Credited as the epicenter of West Coast art in the 1960's, Ferus Gallery on La Cienaga Blvd. made it's mark as the gallery to haunt. Here, a gang of mostly white men (and a few women) dominated the LA art scene. It was run by an association of art nerds including Walter Hopps, Irving Blum, and Ed Kienholz. Conceptualism was also on the rise and often included photography as the medium. Artist Ed Rucsha's work is marked by its graphic simplicity, playfulness, and a use of the vernacular in both architecture and language. His 1963 series, Twenty-Six Gasoline Stations literally documents 26 gas stations in California, speaking both to California's industrial history, as well as its car culture - freeways had barely been established by that time, and having a car meant having freedom.
Extra: National City
San Diego gets a bad rap when it comes to its art-town status, which is to say, it lives in the shadow of Los Angeles. In a way it does - but that makes it one of California's best kept secrets. Arguably California's unofficial patron artist, John Baldessari started out as a kid hanging out in National City, California in San Diego county. Baldessari's work is tongue-in-cheek and iconic. Now, he's undoubtedly become LA's art mascot - I still get a thrill when I catch sight of him.
Examples of The Cool School:
Like Florence, Italy, California has a unique relationship to light, and it's been said that the Light and Space movement developed because of LA's radiant sunlight and temperate weather. During the1960's and 70s, artists who were embracing Minimalism (the idea that art should be melted down to it's purest geometric forms: shape and line and volume) were making works concerned with the way perception could be altered with light and shape. Another consideration of California Minimalism, as some people refer to it, is Finish Fetish, which alludes to the materials and treatments that artists like Craig Kauffman used to make his "bubble" sculptures. Opalescent and atmospheric, this phase of art reflects masculine California cars and surf culture.
Examples of the Light and Space Movement:
It gets considerably less boisterous the further north you go, where the Bay Area Figurative Movement was quietly taking place in San Francisco. Artists like Clyfford Still, Jay DeFeo, Richard Diebenkorn, and Wayne Thiebaud were notably rejecting the purist notion which dominated Abstract Expressionist painting by returning to figuration. For prime example, Wayne Thiebaud's paintings are classically American but carry a California pastel palette in his buttery depictions of conventional American life. Cakes, candies, and women's pumps are among his subjects.
Examples of Bay Area Figurativism:
Another Bay Area movement was Funk Art, which was a reactionary, and less noticed art style that used found objects and non-functional ceramics to express concepts of anti-formalism.

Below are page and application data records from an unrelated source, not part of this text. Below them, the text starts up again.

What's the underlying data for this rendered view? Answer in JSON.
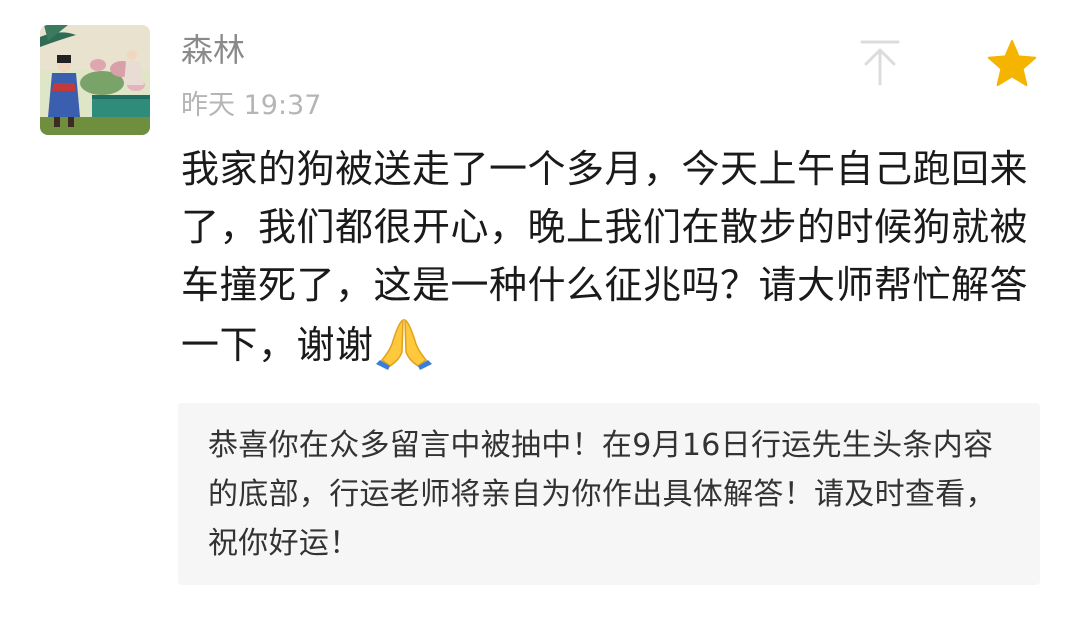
{
  "comment": {
    "author": "森林",
    "time": "昨天 19:37",
    "text": "我家的狗被送走了一个多月，今天上午自己跑回来了，我们都很开心，晚上我们在散步的时候狗就被车撞死了，这是一种什么征兆吗？请大师帮忙解答一下，谢谢",
    "emoji": "folded-hands-emoji",
    "avatar_icon": "painting-avatar",
    "pin_icon": "pin-to-top-icon",
    "star_icon": "star-icon",
    "star_color": "#f5b400"
  },
  "reply": {
    "text": "恭喜你在众多留言中被抽中！在9月16日行运先生头条内容的底部，行运老师将亲自为你作出具体解答！请及时查看，祝你好运！"
  }
}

Jay DeFeo is the most recognized woman artist of the Bay Area Figurative Movement, but the least written about historically. Her work is shrouded in myth as she only made one major piece, The Rose, which took eight years to complete. DeFeo lived on Fillmore Street during the Beat Movement in SF and worked day-in and day-out on her massive, encaustic, sculpture-painting. By day, DeFeo made jewelry to support herself while she worked on The Rose and supposedly embedded bits of jewels and chain into the work itself. (When she was evicted in 1965, movers had to cut the wall of her rented apartment in order to move the work.) Additionally, she was also one of the few women to have a solo show at Ferus.
Another mythic being from the Los Angeles art scene was contemporary artist, Mike Kelley. Coming up in the 90's art and music scene with Kim Deal, Elliott Smith, and Paul McCarthy, Kelley was prodigious and prolific, brilliant but reluctant to fame. Kelley worked locally and sourced his materials from thrift stores, for example, his Memory Ware Flats borrow from a Canadian folk art practice which combines common household objects (kind of like Rauschenberg's Combines) and are giant slabs embedded with thrifted tchotchkes and ephemera and organized by color and aesthetic. Inadvertently, the memory they evoke is a collective one, as hosts of humans' discarded stuff is compiled into one traceless but fully nostalgic "painting".
Examples of Funk Art: